Many parents are diligent about babyproofing their homes, hiding cords and pointed objects and removing any sharp-edged furniture. But new figures on pediatric injuries suggest that many parents overlook a significant danger: falling TVs.
Between 1990 and 2011, more than 380,000 children were treated in U.S. emergency departments for television-related injuries -- roughly equal to one child every 30 minutes. Most of those injuries were caused by a falling television, and children under 5 years old constituted 64 percent of the patients treated.
In addition, although the overall rate of television-related injuries remained stable during the two decades, there was a significant jump in the rate of injuries stemming directly from falling TVs.
"I'm a pediatric emergency room physician and when I see injuries occur, the reaction usually is, 'I had no idea that this could happen to my child,'" said study researcher Dr. Gary Smith, president of the Child Injury Prevention Alliance. The figures were published online in the journal Pediatrics on Monday.

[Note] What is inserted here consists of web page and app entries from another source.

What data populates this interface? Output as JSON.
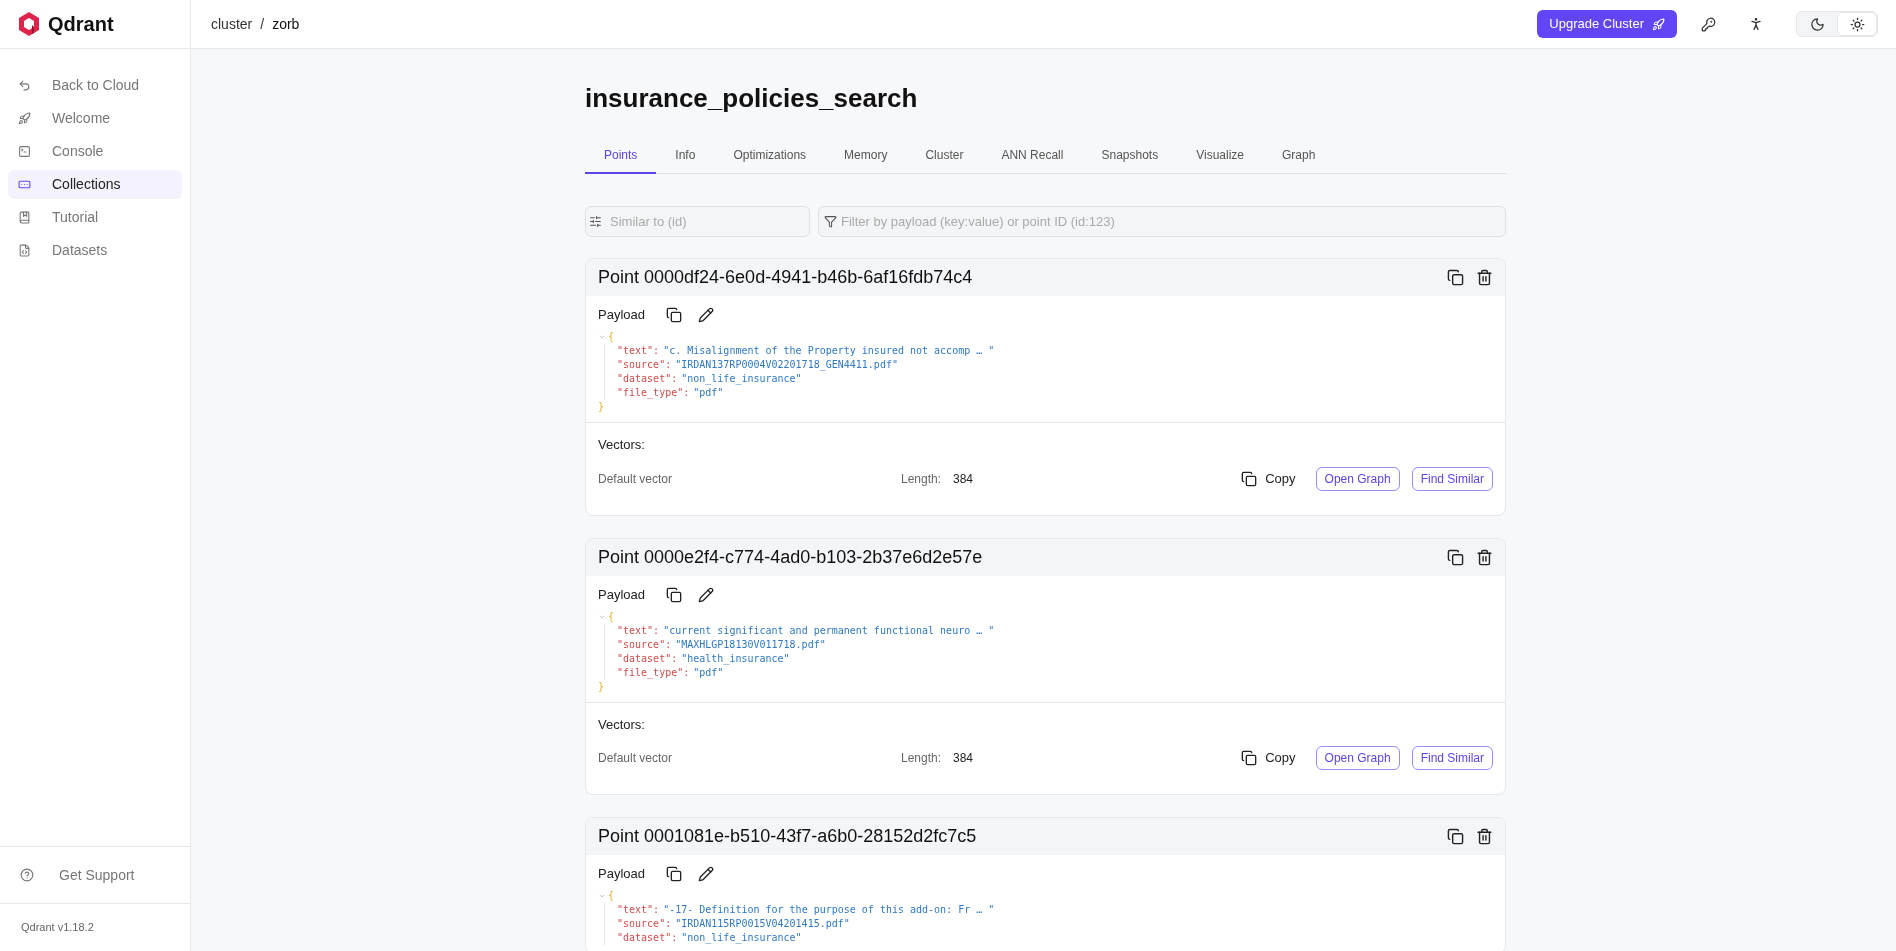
{
  "brand": {
    "name": "Qdrant"
  },
  "breadcrumb": [
    {
      "label": "cluster",
      "current": false
    },
    {
      "label": "zorb",
      "current": true
    }
  ],
  "breadcrumb_separator": "/",
  "header": {
    "upgrade_button": "Upgrade Cluster",
    "theme_toggle": [
      {
        "kind": "dark",
        "selected": false
      },
      {
        "kind": "light",
        "selected": true
      }
    ]
  },
  "sidebar": {
    "items": [
      {
        "kind": "back",
        "label": "Back to Cloud",
        "selected": false
      },
      {
        "kind": "welcome",
        "label": "Welcome",
        "selected": false
      },
      {
        "kind": "console",
        "label": "Console",
        "selected": false
      },
      {
        "kind": "collections",
        "label": "Collections",
        "selected": true
      },
      {
        "kind": "tutorial",
        "label": "Tutorial",
        "selected": false
      },
      {
        "kind": "datasets",
        "label": "Datasets",
        "selected": false
      }
    ],
    "support": "Get Support",
    "version": "Qdrant v1.18.2"
  },
  "page": {
    "title": "insurance_policies_search"
  },
  "tabs": [
    {
      "label": "Points",
      "selected": true
    },
    {
      "label": "Info",
      "selected": false
    },
    {
      "label": "Optimizations",
      "selected": false
    },
    {
      "label": "Memory",
      "selected": false
    },
    {
      "label": "Cluster",
      "selected": false
    },
    {
      "label": "ANN Recall",
      "selected": false
    },
    {
      "label": "Snapshots",
      "selected": false
    },
    {
      "label": "Visualize",
      "selected": false
    },
    {
      "label": "Graph",
      "selected": false
    }
  ],
  "search": {
    "similar_placeholder": "Similar to (id)",
    "filter_placeholder": "Filter by payload (key:value) or point ID (id:123)"
  },
  "points": [
    {
      "title": "Point 0000df24-6e0d-4941-b46b-6af16fdb74c4",
      "payload_label": "Payload",
      "open_brace": "{",
      "close_brace": "}",
      "payload": [
        {
          "key": "\"text\":",
          "value": "\"c. Misalignment of the Property insured not accomp … \""
        },
        {
          "key": "\"source\":",
          "value": "\"IRDAN137RP0004V02201718_GEN4411.pdf\""
        },
        {
          "key": "\"dataset\":",
          "value": "\"non_life_insurance\""
        },
        {
          "key": "\"file_type\":",
          "value": "\"pdf\""
        }
      ],
      "vectors_label": "Vectors:",
      "vectors": [
        {
          "name": "Default vector",
          "length_label": "Length:",
          "length": "384",
          "copy": "Copy",
          "open_graph": "Open Graph",
          "find_similar": "Find Similar"
        }
      ]
    },
    {
      "title": "Point 0000e2f4-c774-4ad0-b103-2b37e6d2e57e",
      "payload_label": "Payload",
      "open_brace": "{",
      "close_brace": "}",
      "payload": [
        {
          "key": "\"text\":",
          "value": "\"current significant and permanent functional neuro … \""
        },
        {
          "key": "\"source\":",
          "value": "\"MAXHLGP18130V011718.pdf\""
        },
        {
          "key": "\"dataset\":",
          "value": "\"health_insurance\""
        },
        {
          "key": "\"file_type\":",
          "value": "\"pdf\""
        }
      ],
      "vectors_label": "Vectors:",
      "vectors": [
        {
          "name": "Default vector",
          "length_label": "Length:",
          "length": "384",
          "copy": "Copy",
          "open_graph": "Open Graph",
          "find_similar": "Find Similar"
        }
      ]
    },
    {
      "title": "Point 0001081e-b510-43f7-a6b0-28152d2fc7c5",
      "payload_label": "Payload",
      "open_brace": "{",
      "payload": [
        {
          "key": "\"text\":",
          "value": "\"-17- Definition for the purpose of this add-on: Fr … \""
        },
        {
          "key": "\"source\":",
          "value": "\"IRDAN115RP0015V04201415.pdf\""
        },
        {
          "key": "\"dataset\":",
          "value": "\"non_life_insurance\""
        }
      ]
    }
  ]
}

Head and neck injuries were the most common, followed by those of the legs. Nearly half of the falling TVs in these incidents toppled off a dresser or armoire, while another 31 percent fell from an entertainment center or TV stand.
Smith suggested that one reason for the jump in this type of accident may be the replacement of older TV sets with new flat-screen models. On the one hand, the old TV may be moved to another part of the house and balanced somewhere less safe, such as a bedroom bureau that's not designed to hold it. At the same time, the newer flat-panel TVs are lighter and may be more easily tipped over than the older cathode-ray sets.
The goal of the new report is not to frighten parents, but to draw attention to the importance of television safety and to prompt manufacturers to reconsider their performance standards for stability, Smith said.
In 2009 -- following the release of a report on the number of injuries due to furniture toppling onto children and teens -- the industry's voluntary safety standard for chests, armoires and dressers was changed to require that new furniture be sold along with an anti-tip device or anchor. "Extending this type of requirement to TVs ... would be an important step in decreasing the number of injuries," the authors of the new study write.
For now, parents can purchase safety anchors or anti-tip devices separately for TVs. They should also avoid putting remote controls, toys or other items that children may want on top of a television, lest the kids climb on it and tip it over.
"These are 100 percent preventable injuries," said Smith. "We really need to do a better job."